“The Friday approach is less heavily trafficked,” Theobald said. “We all remember barrel tasting when it was a much smaller group of people.”

Two wineries Theobald wants to visit during barrel tasting are:

— Dashe Cellars,, 4791 Dry Creek Road, Healdsburg.

— Joseph Swan Vineyards,, 2916 Laguna Road, Forestville.

The millennial: Alex Simenstad

Alex Simenstad of Santa Rosa laughed when asked what kind of budget he had to purchase wine at the event. His laugh was deep and hearty, one that couldn’t be reined in.

“Maybe I could buy a bottle or two for memories, but I’m not looking for cases because we millennials have bills,” Simenstad said. “We have to pay for rent. We have car payments and our cellphone bill. It adds up. Wine isn’t cheap.”

Simenstad said millennials are more interested in entertainment than purchasing wine.

He hopes to go to wineries that are the most “festive” — ones that have a band, or great food, or some other point of intrigue.

Two wineries Simenstad wants to visit during barrel tasting are:

— Armida Winery,, 2201 Westside Road, Healdsburg.

— Kokomo Winery,, 4791 Dry Creek Road, Healdsburg.

Wine Writer Peg Melnik can be reached at 707-521-5310 or

Show Comment

Our Network
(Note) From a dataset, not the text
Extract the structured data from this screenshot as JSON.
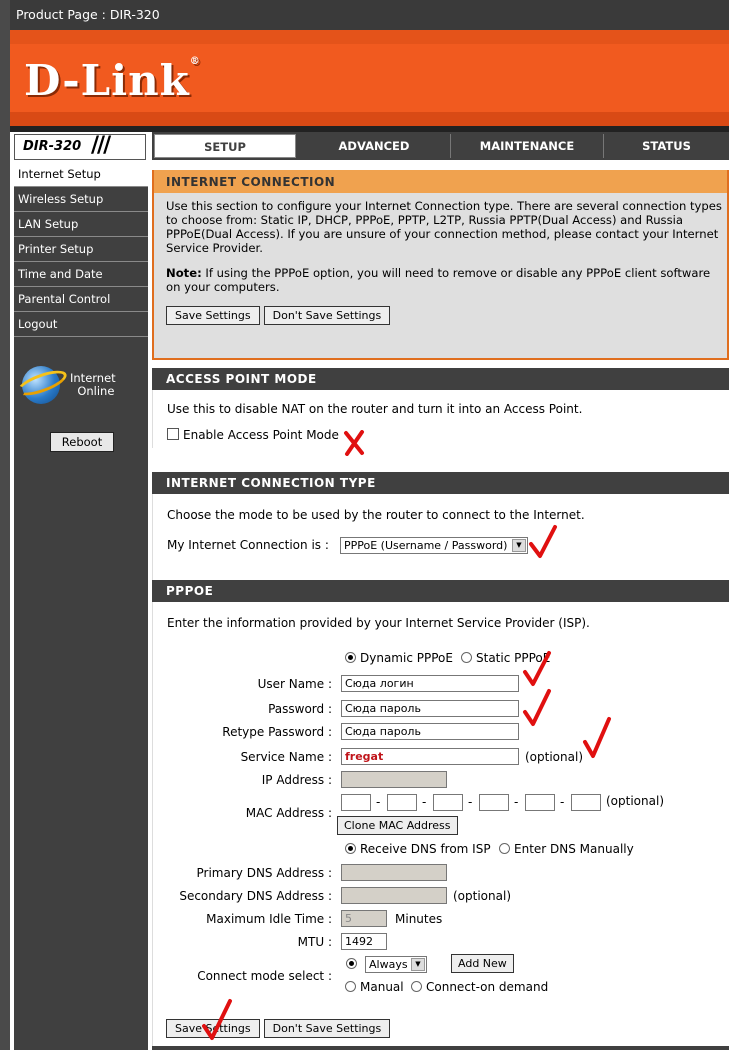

Sonoma Index-Tribune
Petaluma Argus Courier
North Bay Business Journal
Sonoma Magazine
Bite Club Eats
La Prensa Sonoma
Emerald Report
Spirited Magazine